(Data records for software interfaces)
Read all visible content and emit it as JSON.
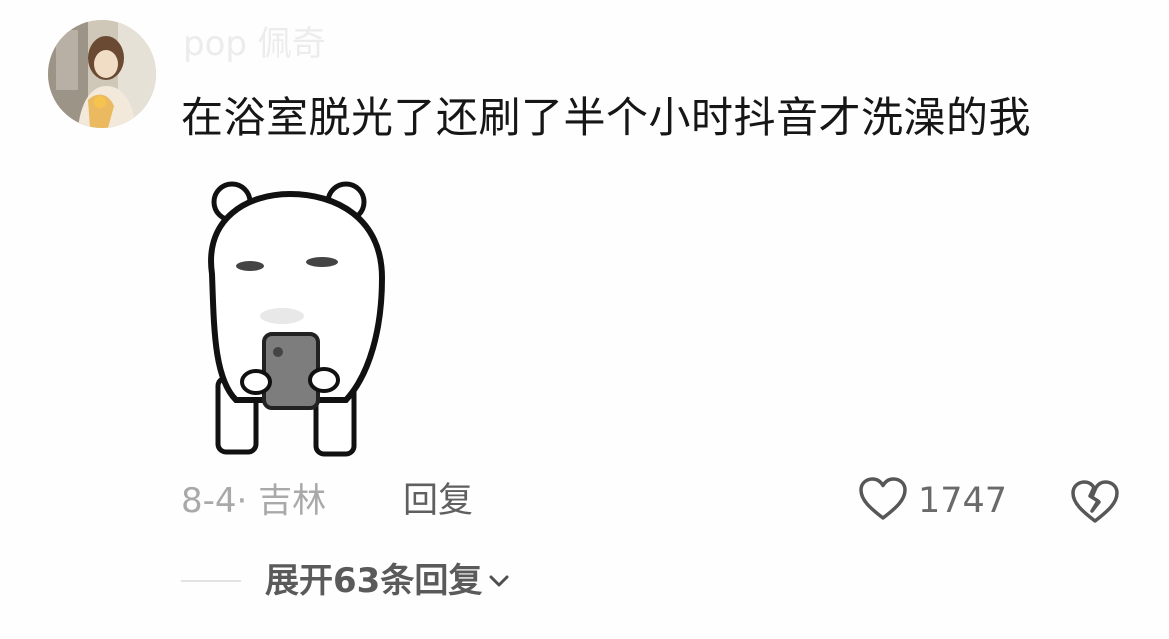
{
  "comment": {
    "username": "pop 佩奇",
    "text": "在浴室脱光了还刷了半个小时抖音才洗澡的我",
    "sticker": "bear-using-phone-sticker",
    "time_location": "8-4· 吉林",
    "reply_label": "回复",
    "like_count": "1747",
    "like_icon": "heart-outline-icon",
    "dislike_icon": "broken-heart-icon",
    "expand_label": "展开63条回复",
    "expand_icon": "chevron-down-icon"
  },
  "colors": {
    "background": "#fefefe",
    "text_primary": "#161616",
    "text_secondary": "#a9a9a9",
    "username_faded": "#ececec"
  }
}
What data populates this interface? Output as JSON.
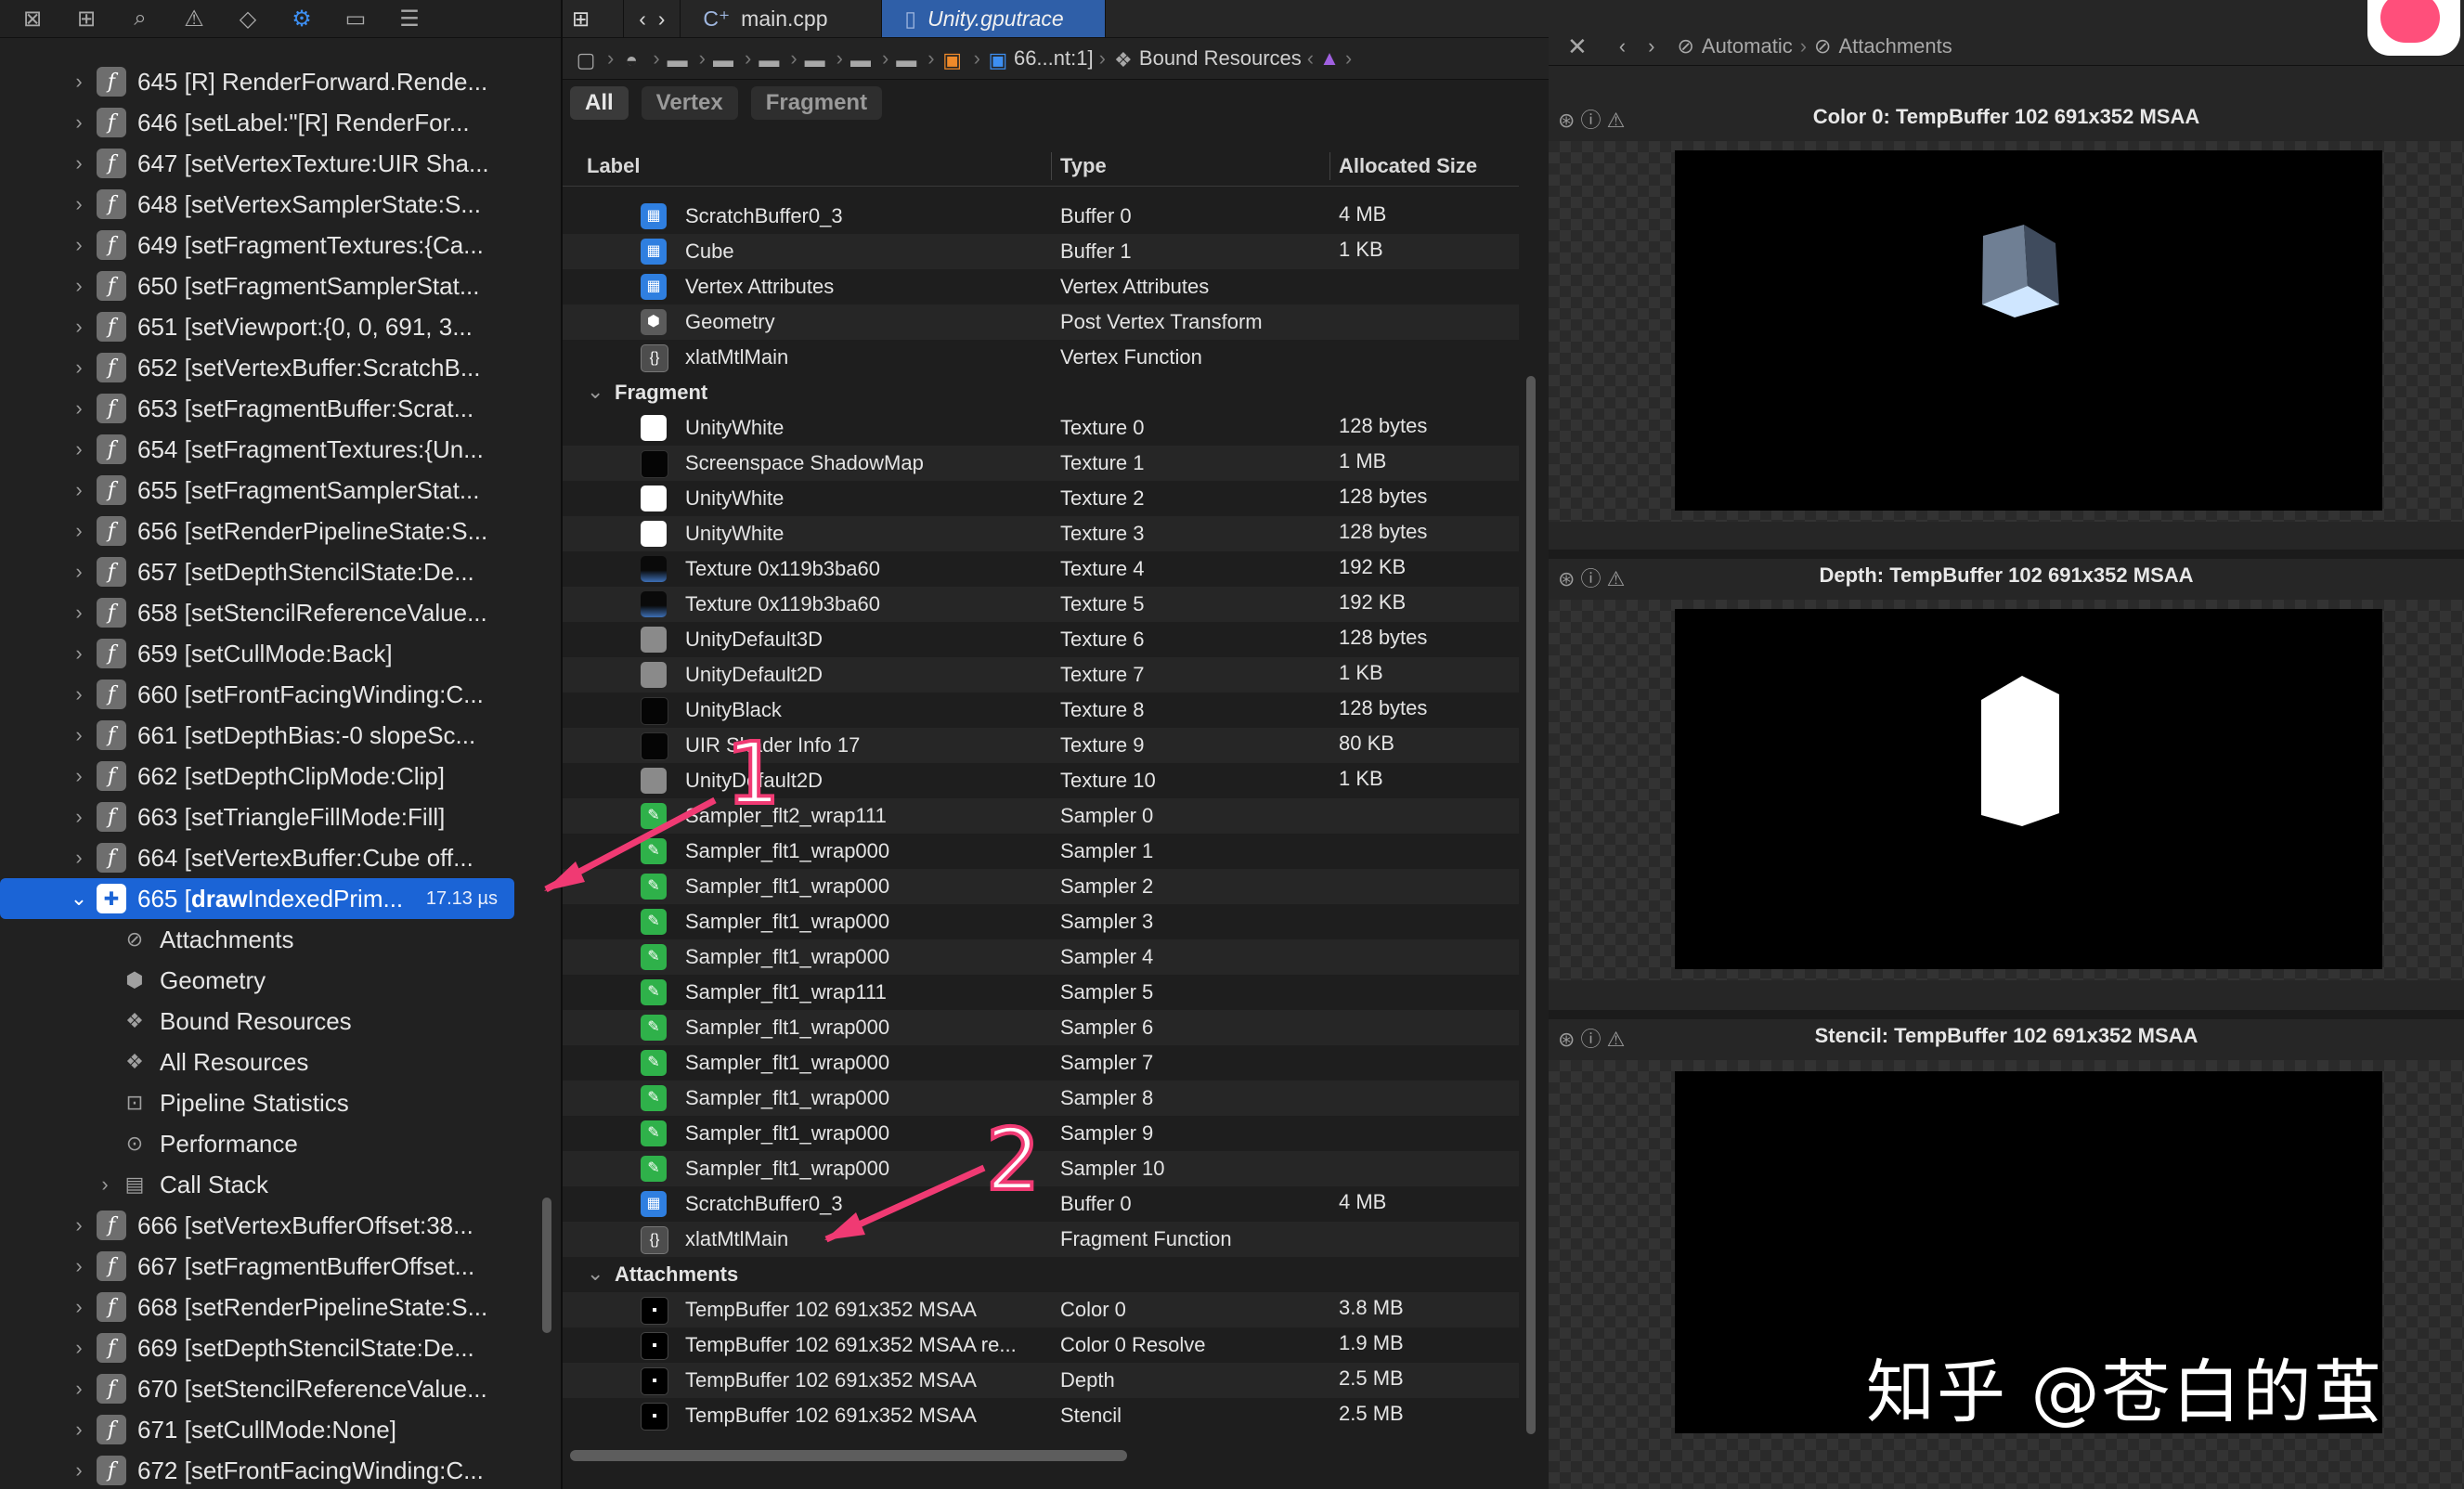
{
  "tabs": [
    {
      "label": "main.cpp",
      "icon": "C⁺"
    },
    {
      "label": "Unity.gputrace",
      "icon": "▯"
    }
  ],
  "jumpbar": {
    "crumb": "66...nt:1]",
    "section": "Bound Resources"
  },
  "right_jumpbar": {
    "mode": "Automatic",
    "section": "Attachments"
  },
  "filters": [
    "All",
    "Vertex",
    "Fragment"
  ],
  "columns": {
    "label": "Label",
    "type": "Type",
    "size": "Allocated Size"
  },
  "vertex_rows": [
    {
      "label": "ScratchBuffer0_3",
      "type": "Buffer 0",
      "size": "4 MB",
      "icon": "buffer-icon"
    },
    {
      "label": "Cube",
      "type": "Buffer 1",
      "size": "1 KB",
      "icon": "buffer-icon"
    },
    {
      "label": "Vertex Attributes",
      "type": "Vertex Attributes",
      "size": "",
      "icon": "buffer-icon"
    },
    {
      "label": "Geometry",
      "type": "Post Vertex Transform",
      "size": "",
      "icon": "geometry-icon"
    },
    {
      "label": "xlatMtlMain",
      "type": "Vertex Function",
      "size": "",
      "icon": "function-icon"
    }
  ],
  "fragment_group": "Fragment",
  "fragment_rows": [
    {
      "label": "UnityWhite",
      "type": "Texture 0",
      "size": "128 bytes",
      "icon": "texture-white"
    },
    {
      "label": "Screenspace ShadowMap",
      "type": "Texture 1",
      "size": "1 MB",
      "icon": "texture-black"
    },
    {
      "label": "UnityWhite",
      "type": "Texture 2",
      "size": "128 bytes",
      "icon": "texture-white"
    },
    {
      "label": "UnityWhite",
      "type": "Texture 3",
      "size": "128 bytes",
      "icon": "texture-white"
    },
    {
      "label": "Texture 0x119b3ba60",
      "type": "Texture 4",
      "size": "192 KB",
      "icon": "texture-dark"
    },
    {
      "label": "Texture 0x119b3ba60",
      "type": "Texture 5",
      "size": "192 KB",
      "icon": "texture-dark"
    },
    {
      "label": "UnityDefault3D",
      "type": "Texture 6",
      "size": "128 bytes",
      "icon": "texture-grey"
    },
    {
      "label": "UnityDefault2D",
      "type": "Texture 7",
      "size": "1 KB",
      "icon": "texture-grey"
    },
    {
      "label": "UnityBlack",
      "type": "Texture 8",
      "size": "128 bytes",
      "icon": "texture-black"
    },
    {
      "label": "UIR Shader Info 17",
      "type": "Texture 9",
      "size": "80 KB",
      "icon": "texture-black"
    },
    {
      "label": "UnityDefault2D",
      "type": "Texture 10",
      "size": "1 KB",
      "icon": "texture-grey"
    },
    {
      "label": "Sampler_flt2_wrap111",
      "type": "Sampler 0",
      "size": "",
      "icon": "sampler-icon"
    },
    {
      "label": "Sampler_flt1_wrap000",
      "type": "Sampler 1",
      "size": "",
      "icon": "sampler-icon"
    },
    {
      "label": "Sampler_flt1_wrap000",
      "type": "Sampler 2",
      "size": "",
      "icon": "sampler-icon"
    },
    {
      "label": "Sampler_flt1_wrap000",
      "type": "Sampler 3",
      "size": "",
      "icon": "sampler-icon"
    },
    {
      "label": "Sampler_flt1_wrap000",
      "type": "Sampler 4",
      "size": "",
      "icon": "sampler-icon"
    },
    {
      "label": "Sampler_flt1_wrap111",
      "type": "Sampler 5",
      "size": "",
      "icon": "sampler-icon"
    },
    {
      "label": "Sampler_flt1_wrap000",
      "type": "Sampler 6",
      "size": "",
      "icon": "sampler-icon"
    },
    {
      "label": "Sampler_flt1_wrap000",
      "type": "Sampler 7",
      "size": "",
      "icon": "sampler-icon"
    },
    {
      "label": "Sampler_flt1_wrap000",
      "type": "Sampler 8",
      "size": "",
      "icon": "sampler-icon"
    },
    {
      "label": "Sampler_flt1_wrap000",
      "type": "Sampler 9",
      "size": "",
      "icon": "sampler-icon"
    },
    {
      "label": "Sampler_flt1_wrap000",
      "type": "Sampler 10",
      "size": "",
      "icon": "sampler-icon"
    },
    {
      "label": "ScratchBuffer0_3",
      "type": "Buffer 0",
      "size": "4 MB",
      "icon": "buffer-icon"
    },
    {
      "label": "xlatMtlMain",
      "type": "Fragment Function",
      "size": "",
      "icon": "function-icon"
    }
  ],
  "attachments_group": "Attachments",
  "attachment_rows": [
    {
      "label": "TempBuffer 102 691x352 MSAA",
      "type": "Color 0",
      "size": "3.8 MB",
      "icon": "attachment-icon"
    },
    {
      "label": "TempBuffer 102 691x352 MSAA re...",
      "type": "Color 0 Resolve",
      "size": "1.9 MB",
      "icon": "attachment-icon"
    },
    {
      "label": "TempBuffer 102 691x352 MSAA",
      "type": "Depth",
      "size": "2.5 MB",
      "icon": "attachment-icon"
    },
    {
      "label": "TempBuffer 102 691x352 MSAA",
      "type": "Stencil",
      "size": "2.5 MB",
      "icon": "attachment-icon"
    }
  ],
  "navigator": {
    "before": [
      "645 [R] RenderForward.Rende...",
      "646 [setLabel:\"[R] RenderFor...",
      "647 [setVertexTexture:UIR Sha...",
      "648 [setVertexSamplerState:S...",
      "649 [setFragmentTextures:{Ca...",
      "650 [setFragmentSamplerStat...",
      "651 [setViewport:{0, 0, 691, 3...",
      "652 [setVertexBuffer:ScratchB...",
      "653 [setFragmentBuffer:Scrat...",
      "654 [setFragmentTextures:{Un...",
      "655 [setFragmentSamplerStat...",
      "656 [setRenderPipelineState:S...",
      "657 [setDepthStencilState:De...",
      "658 [setStencilReferenceValue...",
      "659 [setCullMode:Back]",
      "660 [setFrontFacingWinding:C...",
      "661 [setDepthBias:-0 slopeSc...",
      "662 [setDepthClipMode:Clip]",
      "663 [setTriangleFillMode:Fill]",
      "664 [setVertexBuffer:Cube off..."
    ],
    "selected": {
      "prefix": "665 [",
      "bold": "draw",
      "rest": "IndexedPrim...",
      "duration": "17.13 µs"
    },
    "children": [
      {
        "label": "Attachments",
        "icon": "attachments-icon"
      },
      {
        "label": "Geometry",
        "icon": "geometry-icon"
      },
      {
        "label": "Bound Resources",
        "icon": "bound-resources-icon"
      },
      {
        "label": "All Resources",
        "icon": "all-resources-icon"
      },
      {
        "label": "Pipeline Statistics",
        "icon": "pipeline-statistics-icon"
      },
      {
        "label": "Performance",
        "icon": "performance-icon"
      }
    ],
    "call_stack": "Call Stack",
    "after": [
      "666 [setVertexBufferOffset:38...",
      "667 [setFragmentBufferOffset...",
      "668 [setRenderPipelineState:S...",
      "669 [setDepthStencilState:De...",
      "670 [setStencilReferenceValue...",
      "671 [setCullMode:None]",
      "672 [setFrontFacingWinding:C..."
    ]
  },
  "previews": [
    {
      "title": "Color 0: TempBuffer 102 691x352 MSAA",
      "kind": "color"
    },
    {
      "title": "Depth: TempBuffer 102 691x352 MSAA",
      "kind": "depth"
    },
    {
      "title": "Stencil: TempBuffer 102 691x352 MSAA",
      "kind": "stencil"
    }
  ],
  "annotations": [
    "1",
    "2"
  ],
  "watermark": "知乎 @苍白的茧",
  "colors": {
    "selection": "#1b64d6",
    "annotation": "#f03a73",
    "buffer": "#2f7fe0",
    "sampler": "#2fb14a"
  }
}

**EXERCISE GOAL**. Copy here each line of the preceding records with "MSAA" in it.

**WRITTEN SOLUTION**.
      "label": "TempBuffer 102 691x352 MSAA",
      "label": "TempBuffer 102 691x352 MSAA re...",
      "label": "TempBuffer 102 691x352 MSAA",
      "label": "TempBuffer 102 691x352 MSAA",
      "title": "Color 0: TempBuffer 102 691x352 MSAA",
      "title": "Depth: TempBuffer 102 691x352 MSAA",
      "title": "Stencil: TempBuffer 102 691x352 MSAA",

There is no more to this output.